If you ever have the chance, you should go out to dinner with Adam, my co-blogger here. He is really good at it. He fancies himself as a bit of foodie and likes to throw that in your face and laugh pretentiously if you have to scan wikipedia for a working definition of pulled coffee. But then, like I found out last night, his whole charade falls apart when he takes you a little Malaysian place and tells you that he will “handle the ordering.”
For a moment, you might feel at ease. Maybe you have never been to that restaurant or, as was my case, you had very little knowledge of what one should order at a little Malaysian joint in South Philly.
But then, your comfort slips away as you realize how Adam “handles” ordering. It consists of Adam going through each part of the menu and awkwardly winking at the waitress trying to get her to tell us her favorite thing in each section. As if she were the guardian of some secret menu with all the really good options. I kind of expected Adam to slide her a twenty and she would roll out a live snake or something. I imagine Adam’s method works when he has the kind of server that loves to spout opinions about the menu. But last night, as the waitress uncomfortably laughed and assured Adam that all of the options were good, I could feel Adam’s confidence in his method shaking. He stuck with it though, and even pressed our blushing server to name a favorite Lauk, or sharable side.
Foodie my ass.
In part, I am writing this little anecdote to make fun of Adam for his unfounded confidence, because I forgot to do it last night. Adam has a way of listening and entertaining in the same minute, which I imagine is one of the many things that makes him one of the better school counselors in PA. He should write a blog about how he does that. Students in his office are both laughing and feeling valued, and I think that might be a skill that very few have. And, you should try to have dinner with Adam.
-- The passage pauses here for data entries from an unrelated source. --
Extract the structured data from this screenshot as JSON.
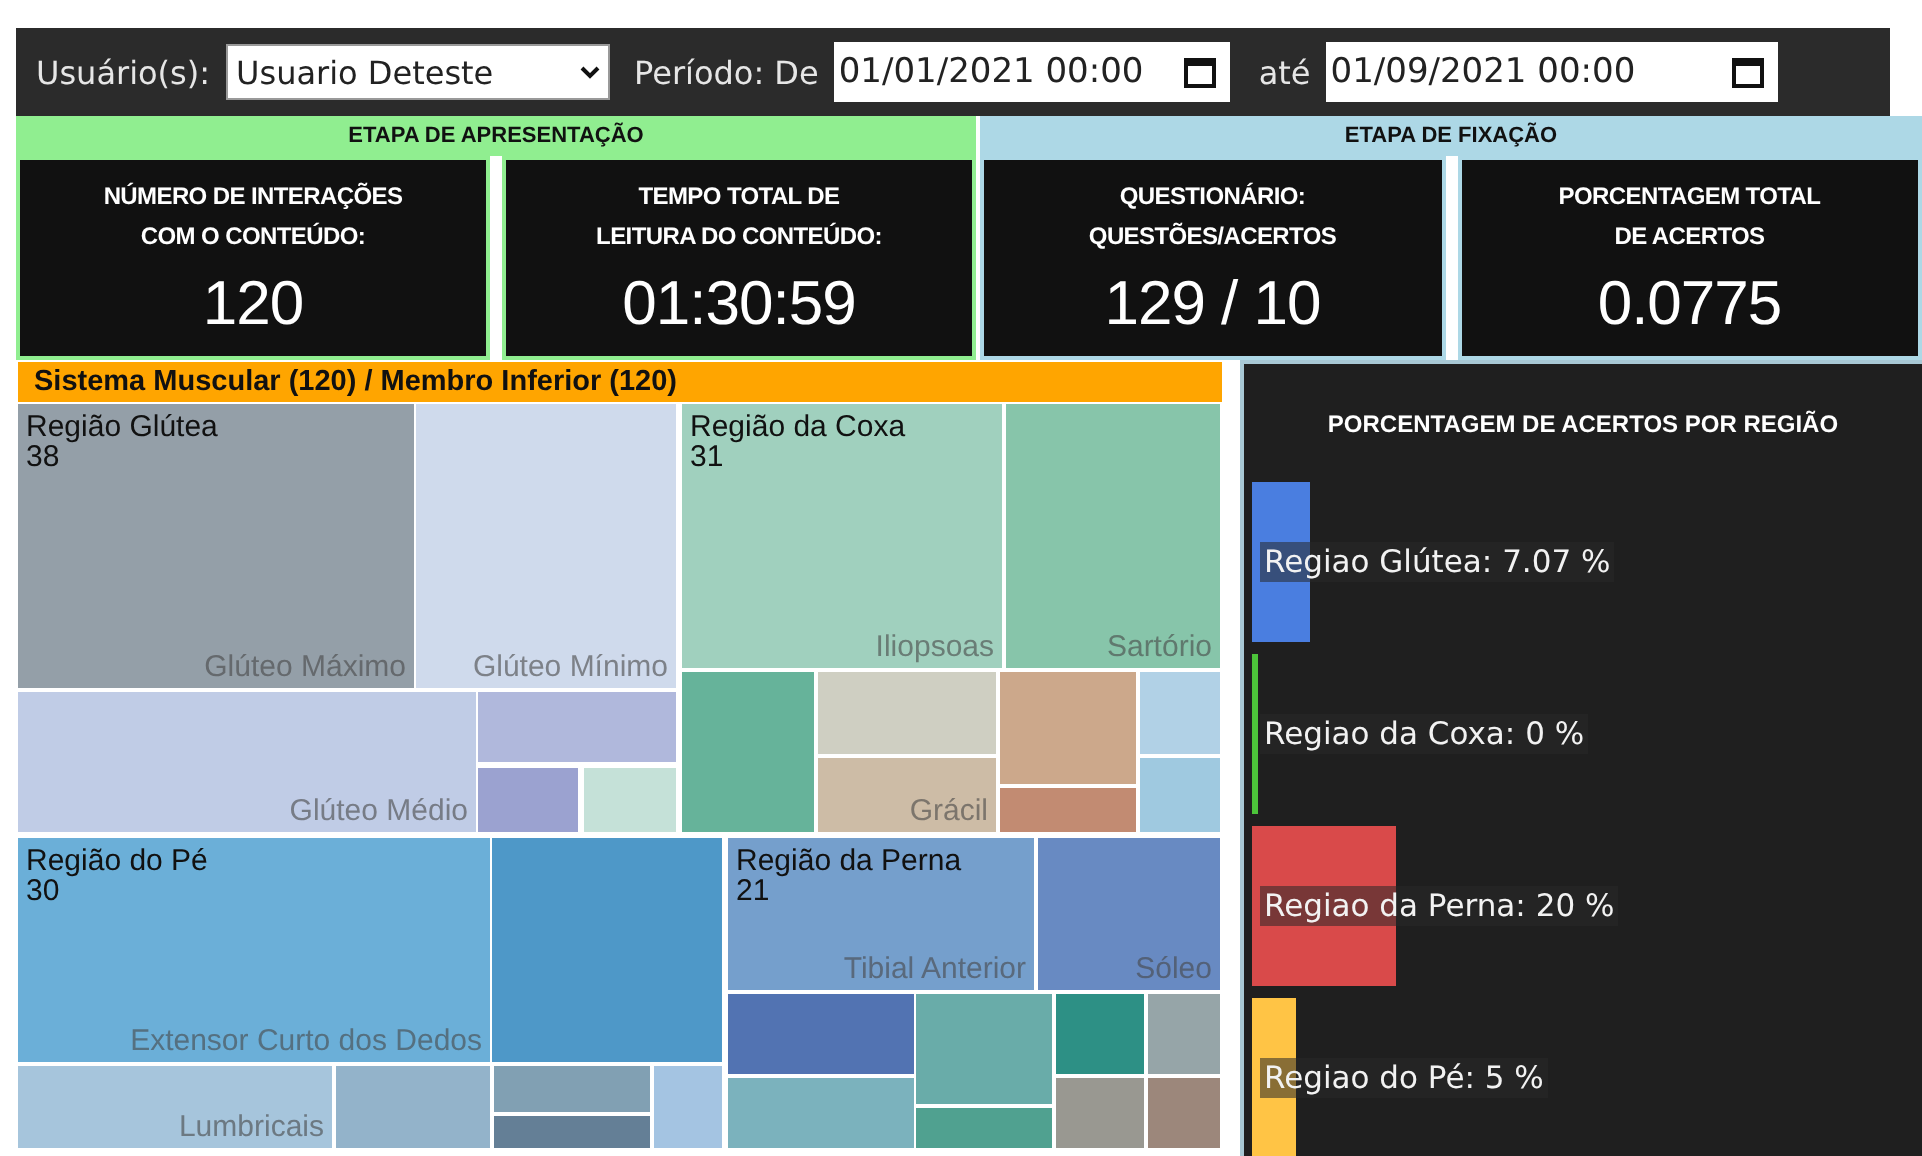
{
  "filters": {
    "user_label": "Usuário(s):",
    "user_value": "Usuario Deteste",
    "period_label": "Período: De",
    "date_from": "01/01/2021 00:00",
    "until_label": "até",
    "date_to": "01/09/2021 00:00"
  },
  "stages": [
    {
      "title": "ETAPA DE APRESENTAÇÃO",
      "color": "#90ee90",
      "cards": [
        {
          "label_lines": [
            "NÚMERO DE INTERAÇÕES",
            "COM O CONTEÚDO:"
          ],
          "value": "120"
        },
        {
          "label_lines": [
            "TEMPO TOTAL DE",
            "LEITURA DO CONTEÚDO:"
          ],
          "value": "01:30:59"
        }
      ]
    },
    {
      "title": "ETAPA DE FIXAÇÃO",
      "color": "#add8e6",
      "cards": [
        {
          "label_lines": [
            "QUESTIONÁRIO:",
            "QUESTÕES/ACERTOS"
          ],
          "value": "129 / 10"
        },
        {
          "label_lines": [
            "PORCENTAGEM TOTAL",
            "DE ACERTOS"
          ],
          "value": "0.0775"
        }
      ]
    }
  ],
  "treemap": {
    "title": "Sistema Muscular (120) / Membro Inferior (120)",
    "regions": [
      {
        "name": "Região Glútea",
        "count": "38",
        "cells": [
          {
            "label": "Glúteo Máximo",
            "color": "#949fa8"
          },
          {
            "label": "Glúteo Mínimo",
            "color": "#cfdaec"
          },
          {
            "label": "Glúteo Médio",
            "color": "#c0cce6"
          },
          {
            "color": "#b0b8dc"
          },
          {
            "color": "#9ba2d0"
          },
          {
            "color": "#c5e1d8"
          }
        ]
      },
      {
        "name": "Região da Coxa",
        "count": "31",
        "cells": [
          {
            "label": "Iliopsoas",
            "color": "#a0d0be"
          },
          {
            "label": "Sartório",
            "color": "#87c5aa"
          },
          {
            "color": "#66b39a"
          },
          {
            "color": "#cfcfc2"
          },
          {
            "label": "Grácil",
            "color": "#cdbca6"
          },
          {
            "color": "#cca88b"
          },
          {
            "color": "#c28b72"
          },
          {
            "color": "#b1d1e6"
          },
          {
            "color": "#9fc9e0"
          }
        ]
      },
      {
        "name": "Região do Pé",
        "count": "30",
        "cells": [
          {
            "label": "Extensor Curto dos Dedos",
            "color": "#6bafd8"
          },
          {
            "color": "#4e98c8"
          },
          {
            "label": "Lumbricais",
            "color": "#a6c5dc"
          },
          {
            "color": "#93b3ca"
          },
          {
            "color": "#81a0b3"
          },
          {
            "color": "#647f96"
          },
          {
            "color": "#a4c4e2"
          }
        ]
      },
      {
        "name": "Região da Perna",
        "count": "21",
        "cells": [
          {
            "label": "Tibial Anterior",
            "color": "#759fcc"
          },
          {
            "label": "Sóleo",
            "color": "#688ac2"
          },
          {
            "color": "#5273b2"
          },
          {
            "color": "#69aca9"
          },
          {
            "color": "#7bb2bd"
          },
          {
            "color": "#50a190"
          },
          {
            "color": "#2d9085"
          },
          {
            "color": "#96a5a8"
          },
          {
            "color": "#999891"
          },
          {
            "color": "#9c877b"
          }
        ]
      }
    ]
  },
  "chart": {
    "title": "PORCENTAGEM DE ACERTOS POR REGIÃO",
    "bars": [
      {
        "label": "Regiao Glútea: 7.07 %",
        "color": "#4a7ee0"
      },
      {
        "label": "Regiao da Coxa: 0 %",
        "color": "#4cc43a"
      },
      {
        "label": "Regiao da Perna: 20 %",
        "color": "#d94a4a"
      },
      {
        "label": "Regiao do Pé: 5 %",
        "color": "#ffc445"
      }
    ]
  }
}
You should just prepare to be a little embarrassed.
But I’m also telling this little story to point out that Adam has a way to order that he believes gets him the best meal that the restaurant offers.
My friend, who works as an advocate and watchdog for public education, would call something like that a lever. Adam pulls the lever that is asking the server about the food, and the output is a good meal. As embarrassing as it may be for his dinner guest, Adam’s lever works more often than it doesn’t.
In education there are levers being pulled everywhere.
My friend who talks about levers used this as an example: he told me that 5 years ago the district he works with and the union were in some pretty intense discussions about how they were going to evaluate teachers. He was part of a group of folks were saying that better teacher evaluation would lead to better teachers. He said, because it was the popular lever at the time, he did all he could to pull it. He wanted better and more useful evaluations. He worked with everybody involved and talked to everyone who would listen about why more comprehensive teacher evaluations and interventions would lead to better teaching. In fact, just hearing him talk about it got me excited because I really believe in evaluations and better teaching.
But then, he said none of it really worked. That lever was pulled. And students aren’t really learning any more than they were 5 years ago. Millions of dollars were invested, political capital was spent, and good people advocated for that fight. And for countless reasons, it didn’t really work.
But there are levers out there that require much less money and lifting, and might work a lot better. Those levers might help a lot more students. In other words, there might be some light lifting we can do in some places that will move some previously immovable rocks.
As this year begins, I want to be intentional about the levers I pull. I don’t want to be caught pulling “good” levers that don’t change anything. I don’t want to be distracted by the flashy levers that impress bosses or get funding, but leave students feeling like they have been the guinea pigs for another reform experiment. I’m only interested in the levers that help students get better. I only want to reform things that aren’t working.
The politicians, the district-level administrators, and everybody else in education will certainly have their ideas of the which levers are most important. But most of us have learned that they are not always right, and sometimes they are harmful. Good teachers have to be a little rebellious in that way.
I have a few levers that I know work, and I want to write more about them in the coming weeks. If nothing else, I want to remind myself early and often in the next 200 days that I have done some things well before so I can lean on those things. I’m also pretty sure that Adam has some near-perfect levers that don’t involve strange interactions over coconut rice. I want to hear those. And others as well.
In the end, Adam and I had a really good meal. I thought it felt a little awkward, but worthwhile endeavors usually have those moments.